This is at best theoretically the case in the Empire.  While section VIII of the Imperial Charter does instruct the runér to owe fealty and duties to their superiors and receive them from their inferiors, it leaves what precisely these consist of unsaid, and specifies that they are owed to the Empire first and the Imperial Couple second before that; and in defining the duties of the runér, it requires subordination only in the command of local garrison forces, otherwise saying that their administration shall be “in accordance with their right of coronargyr and the Imperial Mandate”.

In practice, then, the Empire’s runér are an independent and fractious group, proud of their demesnes, and prone to vigorously defend their prerogatives and perquisites to govern as they see fit.  Such cooperation as can be expected as of right is limited to that enshrined in Imperial law and their letters patent.  Moreover, while the power of a runér to govern is strictly circumscribed by the Fundamental Contract and the Imperial Charter, most well-established or founding runér command extensive tapestries of properties, investments, easements, circles, pacts, favors, and reputation within their demesne which grant them extensive socioeconomic power and influence outside their formal command of justice, defense, and the public infrastructure.

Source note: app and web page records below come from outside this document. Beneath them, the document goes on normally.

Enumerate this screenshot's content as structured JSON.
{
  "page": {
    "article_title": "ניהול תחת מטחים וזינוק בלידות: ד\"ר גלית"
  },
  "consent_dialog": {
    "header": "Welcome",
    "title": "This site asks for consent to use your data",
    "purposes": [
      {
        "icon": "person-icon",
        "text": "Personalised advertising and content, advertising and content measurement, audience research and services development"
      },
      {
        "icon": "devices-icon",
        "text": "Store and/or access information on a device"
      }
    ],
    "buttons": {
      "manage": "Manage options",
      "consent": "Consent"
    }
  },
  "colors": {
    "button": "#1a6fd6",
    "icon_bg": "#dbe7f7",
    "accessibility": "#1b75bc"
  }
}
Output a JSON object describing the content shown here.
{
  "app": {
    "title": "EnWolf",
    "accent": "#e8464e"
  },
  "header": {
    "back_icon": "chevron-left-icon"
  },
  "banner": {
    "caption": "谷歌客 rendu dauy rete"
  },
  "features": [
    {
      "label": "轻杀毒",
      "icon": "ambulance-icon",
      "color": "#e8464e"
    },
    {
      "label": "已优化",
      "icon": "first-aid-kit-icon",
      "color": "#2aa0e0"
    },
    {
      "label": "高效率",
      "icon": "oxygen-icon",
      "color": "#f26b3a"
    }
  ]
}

Thus, the successful Imperial Couple or upper-stratum executive learns to avoid commanding the runér when possible; and when necessary, to apply persuasion, influence, incentive and leverage in equal measure.

– from the Scroll of Staves, fifteenth recension